# Task requirements:
For the listing below, report all lines that hold the word "JSON".

# Dataset records:
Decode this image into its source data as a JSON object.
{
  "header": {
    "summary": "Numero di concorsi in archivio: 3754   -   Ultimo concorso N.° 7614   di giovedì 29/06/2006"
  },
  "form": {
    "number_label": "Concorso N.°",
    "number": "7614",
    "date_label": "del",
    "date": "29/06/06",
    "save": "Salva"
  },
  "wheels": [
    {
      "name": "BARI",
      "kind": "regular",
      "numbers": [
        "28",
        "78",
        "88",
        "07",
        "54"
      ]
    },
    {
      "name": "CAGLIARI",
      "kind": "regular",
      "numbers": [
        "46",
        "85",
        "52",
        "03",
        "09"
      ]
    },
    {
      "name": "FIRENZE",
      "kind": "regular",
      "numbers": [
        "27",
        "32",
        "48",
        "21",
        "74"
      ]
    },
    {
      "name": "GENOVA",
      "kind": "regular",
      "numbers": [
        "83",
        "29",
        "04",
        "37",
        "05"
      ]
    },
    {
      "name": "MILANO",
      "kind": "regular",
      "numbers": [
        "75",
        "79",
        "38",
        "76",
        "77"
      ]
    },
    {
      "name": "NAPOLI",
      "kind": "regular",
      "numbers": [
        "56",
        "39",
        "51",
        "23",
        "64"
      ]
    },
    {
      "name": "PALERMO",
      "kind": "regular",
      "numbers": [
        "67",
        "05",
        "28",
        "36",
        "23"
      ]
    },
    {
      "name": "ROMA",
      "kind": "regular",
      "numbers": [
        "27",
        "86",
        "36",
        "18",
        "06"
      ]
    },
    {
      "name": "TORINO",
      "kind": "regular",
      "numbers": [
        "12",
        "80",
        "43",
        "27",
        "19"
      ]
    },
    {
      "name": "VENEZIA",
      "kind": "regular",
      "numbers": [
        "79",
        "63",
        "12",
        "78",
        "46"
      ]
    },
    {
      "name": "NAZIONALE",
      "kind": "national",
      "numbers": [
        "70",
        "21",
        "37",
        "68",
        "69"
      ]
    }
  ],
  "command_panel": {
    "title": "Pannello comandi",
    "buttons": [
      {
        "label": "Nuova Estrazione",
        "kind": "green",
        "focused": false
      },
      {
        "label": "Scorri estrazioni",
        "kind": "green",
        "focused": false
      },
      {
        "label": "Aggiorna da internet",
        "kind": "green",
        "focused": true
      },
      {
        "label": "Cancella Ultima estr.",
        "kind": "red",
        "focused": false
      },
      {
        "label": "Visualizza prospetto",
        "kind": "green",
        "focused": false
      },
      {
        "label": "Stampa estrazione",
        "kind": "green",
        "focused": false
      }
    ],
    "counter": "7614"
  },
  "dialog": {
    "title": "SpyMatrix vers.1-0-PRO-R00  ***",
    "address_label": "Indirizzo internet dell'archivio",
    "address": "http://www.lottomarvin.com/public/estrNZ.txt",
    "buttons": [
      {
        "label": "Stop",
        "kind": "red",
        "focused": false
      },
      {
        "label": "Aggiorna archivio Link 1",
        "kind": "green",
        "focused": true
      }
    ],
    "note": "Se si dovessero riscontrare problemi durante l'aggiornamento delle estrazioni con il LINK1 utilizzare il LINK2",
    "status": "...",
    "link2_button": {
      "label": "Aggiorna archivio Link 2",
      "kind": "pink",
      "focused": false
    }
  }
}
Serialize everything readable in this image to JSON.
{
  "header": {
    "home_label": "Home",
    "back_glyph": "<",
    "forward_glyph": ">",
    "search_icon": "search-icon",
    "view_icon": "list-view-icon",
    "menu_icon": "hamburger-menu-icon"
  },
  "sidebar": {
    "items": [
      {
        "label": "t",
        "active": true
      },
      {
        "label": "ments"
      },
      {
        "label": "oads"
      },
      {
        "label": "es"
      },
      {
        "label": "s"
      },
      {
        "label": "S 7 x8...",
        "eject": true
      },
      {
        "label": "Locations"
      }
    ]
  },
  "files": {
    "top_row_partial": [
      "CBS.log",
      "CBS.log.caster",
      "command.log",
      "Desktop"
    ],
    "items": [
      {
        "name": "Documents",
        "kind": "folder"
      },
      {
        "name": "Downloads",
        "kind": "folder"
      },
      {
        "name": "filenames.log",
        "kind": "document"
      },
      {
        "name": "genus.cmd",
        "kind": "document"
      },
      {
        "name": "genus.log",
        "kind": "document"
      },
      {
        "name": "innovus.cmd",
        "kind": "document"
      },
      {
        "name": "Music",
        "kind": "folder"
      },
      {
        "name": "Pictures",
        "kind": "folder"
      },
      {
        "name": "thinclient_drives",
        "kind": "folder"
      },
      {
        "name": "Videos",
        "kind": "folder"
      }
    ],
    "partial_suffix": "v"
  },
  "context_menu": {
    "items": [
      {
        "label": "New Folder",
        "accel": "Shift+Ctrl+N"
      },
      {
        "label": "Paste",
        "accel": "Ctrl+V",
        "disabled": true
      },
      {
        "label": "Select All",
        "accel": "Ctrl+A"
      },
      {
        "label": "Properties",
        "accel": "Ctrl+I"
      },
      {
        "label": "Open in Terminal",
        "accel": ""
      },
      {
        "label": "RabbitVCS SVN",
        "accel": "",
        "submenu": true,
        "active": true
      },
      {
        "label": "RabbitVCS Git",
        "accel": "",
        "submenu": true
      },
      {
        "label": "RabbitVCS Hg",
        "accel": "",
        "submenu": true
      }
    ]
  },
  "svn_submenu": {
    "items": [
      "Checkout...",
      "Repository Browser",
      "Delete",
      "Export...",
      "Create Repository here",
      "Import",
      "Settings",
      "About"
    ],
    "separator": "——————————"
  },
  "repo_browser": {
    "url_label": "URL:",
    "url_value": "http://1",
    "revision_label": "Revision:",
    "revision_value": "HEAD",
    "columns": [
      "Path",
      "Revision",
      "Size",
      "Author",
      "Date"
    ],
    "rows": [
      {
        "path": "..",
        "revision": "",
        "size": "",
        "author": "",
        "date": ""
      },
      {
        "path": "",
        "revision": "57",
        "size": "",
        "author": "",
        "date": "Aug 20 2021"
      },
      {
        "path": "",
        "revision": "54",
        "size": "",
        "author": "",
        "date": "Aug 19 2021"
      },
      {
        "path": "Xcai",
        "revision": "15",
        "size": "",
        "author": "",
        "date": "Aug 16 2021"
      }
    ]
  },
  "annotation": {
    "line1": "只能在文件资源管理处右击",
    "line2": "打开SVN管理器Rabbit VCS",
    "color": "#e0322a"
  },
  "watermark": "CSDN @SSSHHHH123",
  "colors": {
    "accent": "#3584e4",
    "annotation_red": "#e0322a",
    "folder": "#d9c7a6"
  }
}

# Response box:
Decode this image into its source data as a JSON object.
Serialize everything readable in this image to JSON.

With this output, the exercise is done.